Check out the interview excerpts below to see what these movie personalities had to say to Guy Flatley or Diane Baroni.


DOROTHY COLLINS (Born on 11/18/1926)











“My trademark on ‘Your Hit Parade’ was a high-neck blouse. So, naturally, the rumor got around that I had scars on my neck. I even got a letter from one man asking if it were true that I had a battleship tattooed on my chest. I wrote back, saying ‘No, it isn’t a battleship-–it’s a canoe.’ Finally, the American Tobacco Company asked me to wear an off-the-shoulder dress one week. I wore it, and don’t you know that people said, ‘What a great make-up job they’ve done, covering up her scars that way!’” Click here for the complete interview.

SALLY FIELD ( Born on 11/6/1946)













“I was stuck.There were plenty of offers to do ‘The Sally Field Show’ and lots of other junk, but I said no thanks. The truth was that nobody around me had any respect for me; to them, I was a joke. So I took the plunge and changed everything at once-–I got rid of my agent, my business manager, my house and my husband. For three years I dropped out and studied and did summer stock. When I’m ready, I told myself, it will happen--even if I’m 82." Click here for the complete interview.

LEATRICE JOY GILBERT (Born on 11/7/1893)











“Louis B. Mayer said to my father, ‘Why do you have to marry Garbo? Why not just sleep wih her and forget about her?’ With that, my father slugged him and dragged him into the bathroom and began hitting his head against the tiles, sending his glasses flying. Eddie Mannix, Mayer's trusted friend and bodyguard, finally pulled Father off of him. Like a cobra, Mayer sat there and hissed, 'Gilbert, your career is finished. I'll destroy you if it costs me a million dollars.'" Click here for the complete interview.


GOLDIE HAWN (Born on 11/21/1945)

“I feel the essence of what God gave me will bleed through anything I do, and what he gave me is a feeling for comedy. Why should I try to extend myself when it’s not necessarily what the public wants me to do? This is a business, after all, and our job is to please the people, to get them to come and buy tickets.” Click here for the complete interview.
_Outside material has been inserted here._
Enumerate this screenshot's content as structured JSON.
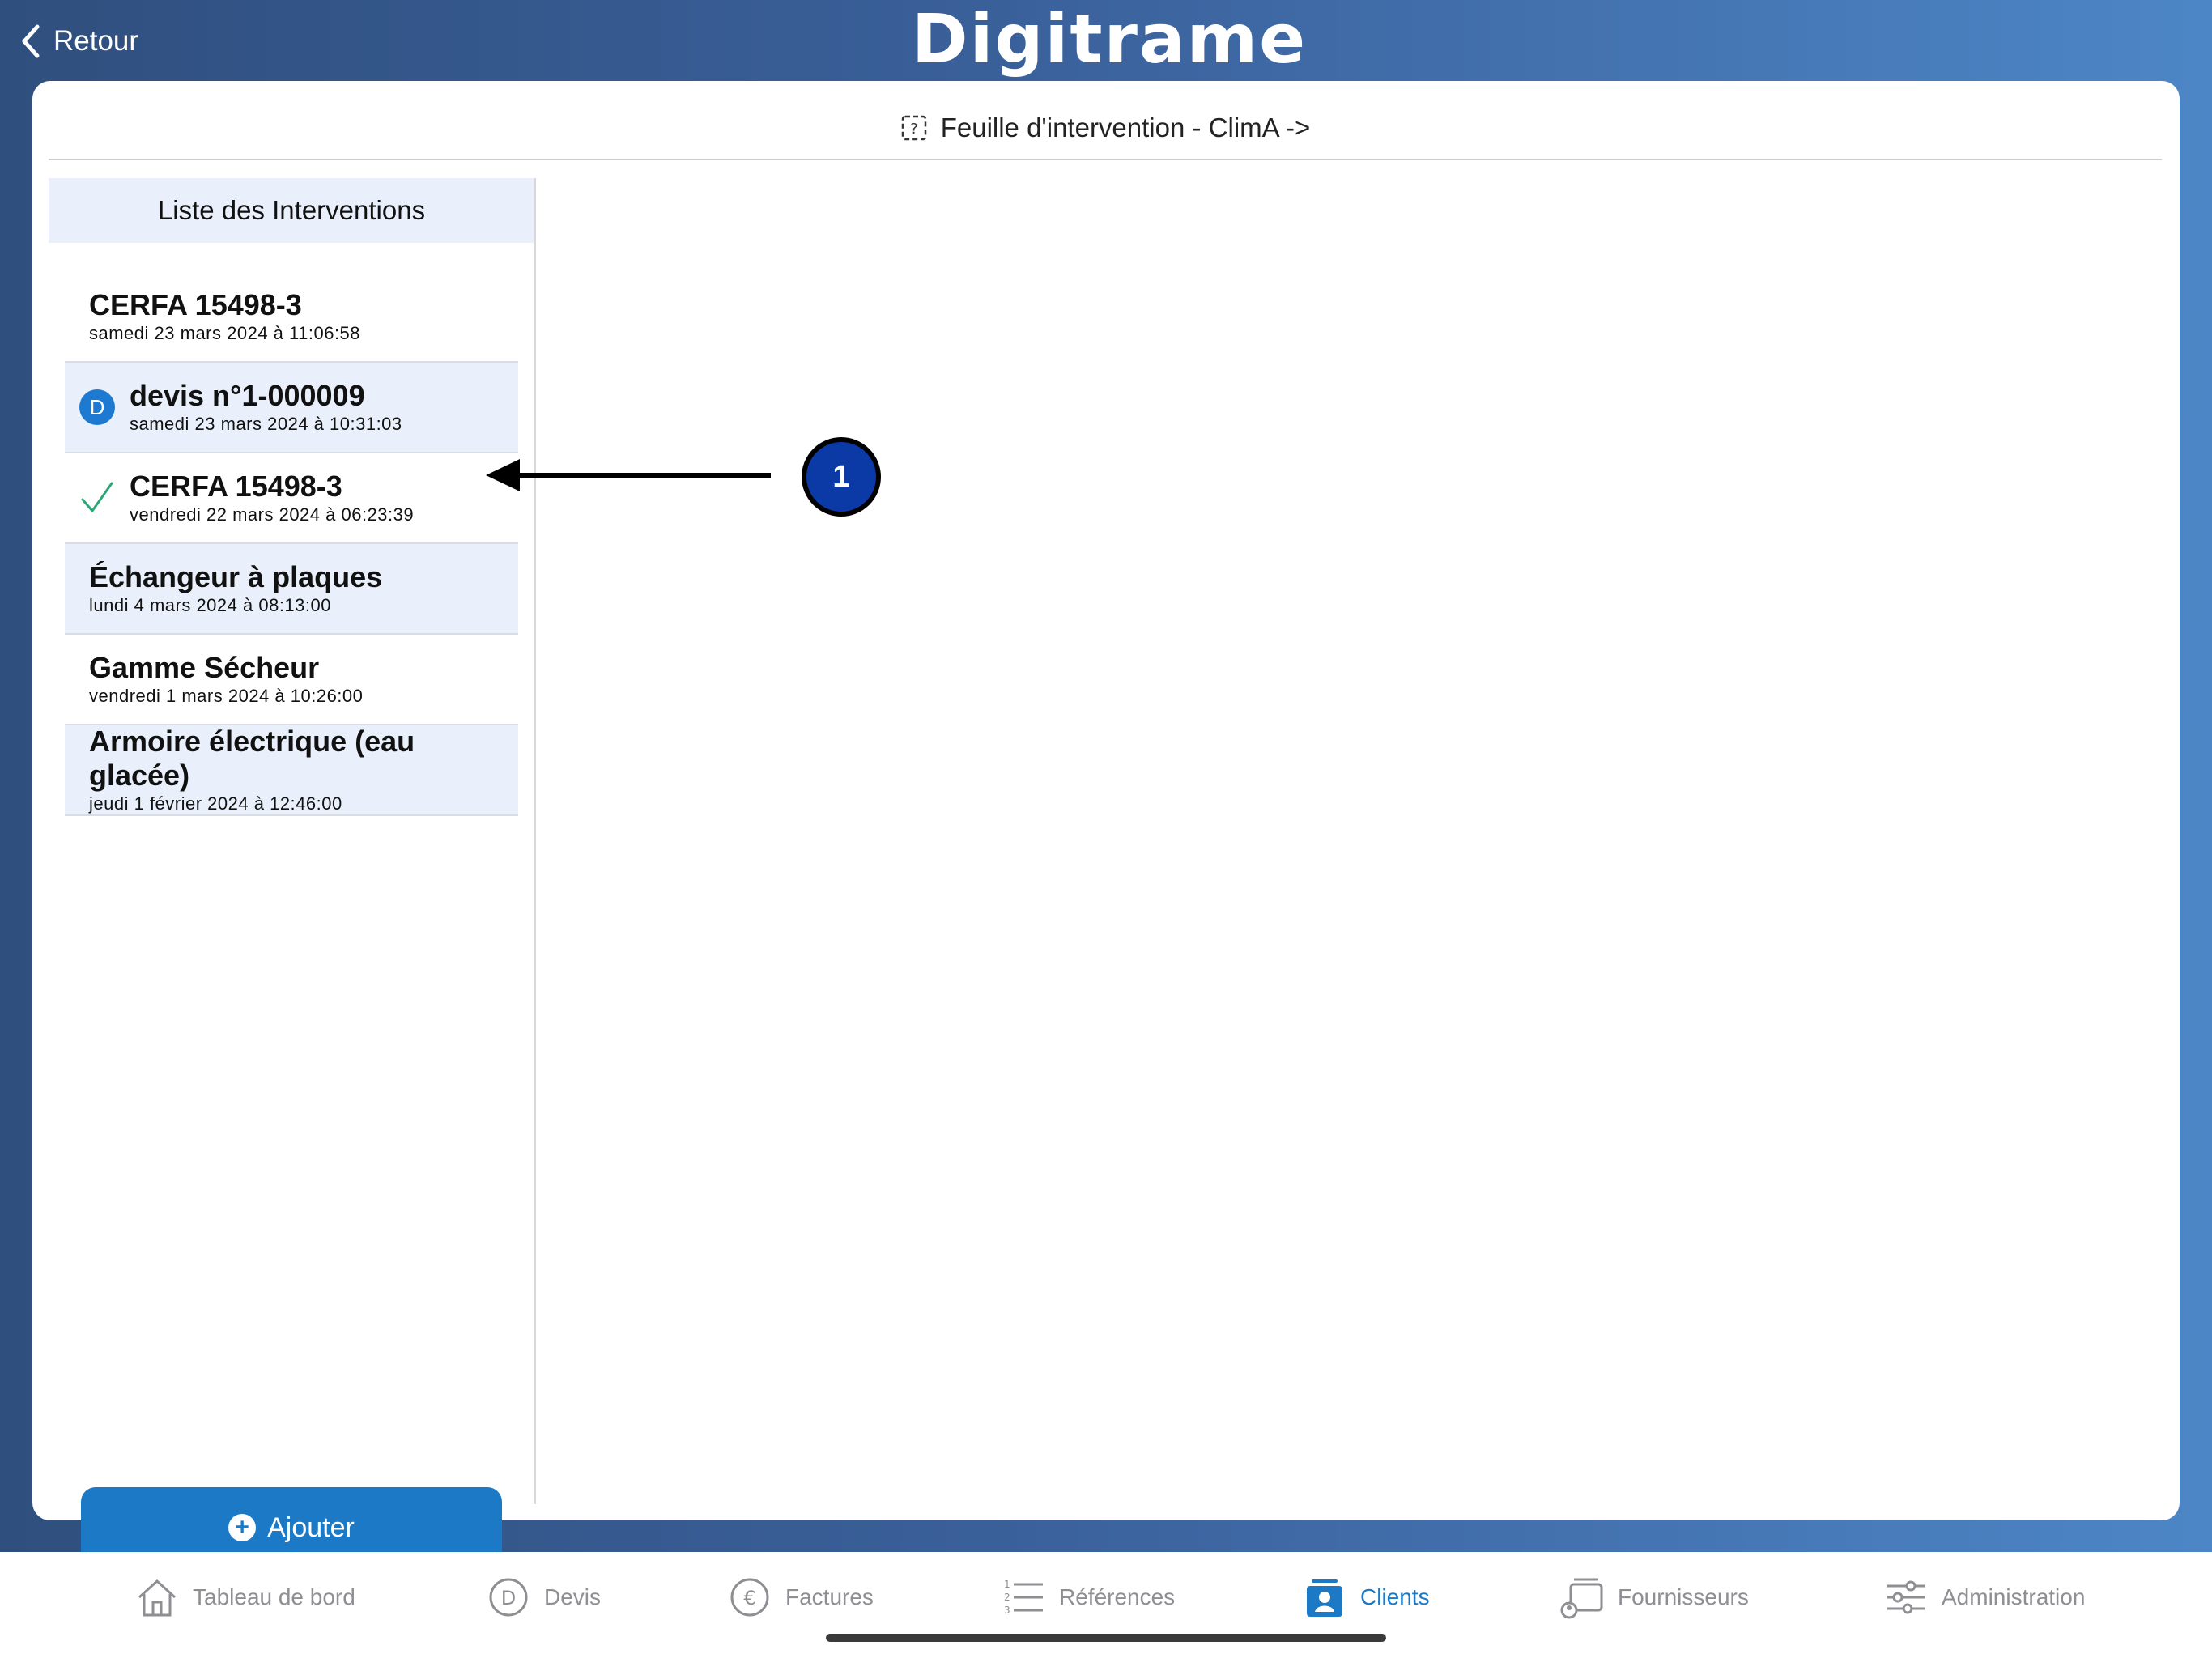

BURT LANCASTER (Born on 11/2/1913)

“When Bertolucci came and asked me if I’d do ‘1900,’ I said there was no way he could afford me, no way he could meet my usual salary. So I worked for nothing. There are times, however, when I do a film like ‘Cassandra Crossing’ simply because I need the money. I kid you not. It’s a matter of life style. I have only one dress suit to my name, and a few jackets and pants, but it still costs me $300,000 a year just to live. I must continue to work.” Click here for the complete interview.

TERRENCE McNALLY (Born on 11/3/1939)







“I’ve always been envious of playwrights who give interviews in which they make profound statements about their plays. But I just don’t think that way. Obviously, ‘Bad Habits’ is commenting on certain psychiatric practices, and I’d be curious to know how psychiatrists view the plays. What I really hope, though, is that I’ve created characters people will laugh with and be touched by. That’s how I approach plays-–through characters." Click here for the complete interview.

MIKE NICHOLS (Born on 11/6/1931)

"Once Elaine May and I  were cast in highly dramatic roles in a terribly, terribly searching Playhouse 90 drama about group therapy. Elaine quit when the director asked her to assume a fetal position under a table, but I stayed and cried and got very good reviews. I’m actually a very good actor, but it’s difficult to find a part I’m exactly right for. Besides, one of the many pleasures of directing is that I don’t have to experience that baby feeling that comes with acting. You know…‘I don’t like my dressing room’ and ‘Who stole my mascara?’ I feel more adult as a director. It’s like being a father in real life." Click here for the complete interview.

MARTIN SCORSESE (Born on 11/17/1942)









“I got married in Saint Patrick’s Cathedral in 1965, and I left the church not long after that. There were problems about mortal sin, certain sexual things. But what really did it was sitting in a church in Los Angeles and hearing a priest calling the Vietnam war a holy war." Click here for the complete interview.

LUCHINO VISCONTI (Born on 11/2/1906)












“Women’s liberation? Put them all in jail! What liberation do they want? They should be women…that’s enough, if they do it well. Bed, kitchen, mother. All of us have our place, our duty, our job. Their job is to get man to eat the apple, to compromise man.” Click here for the complete interview.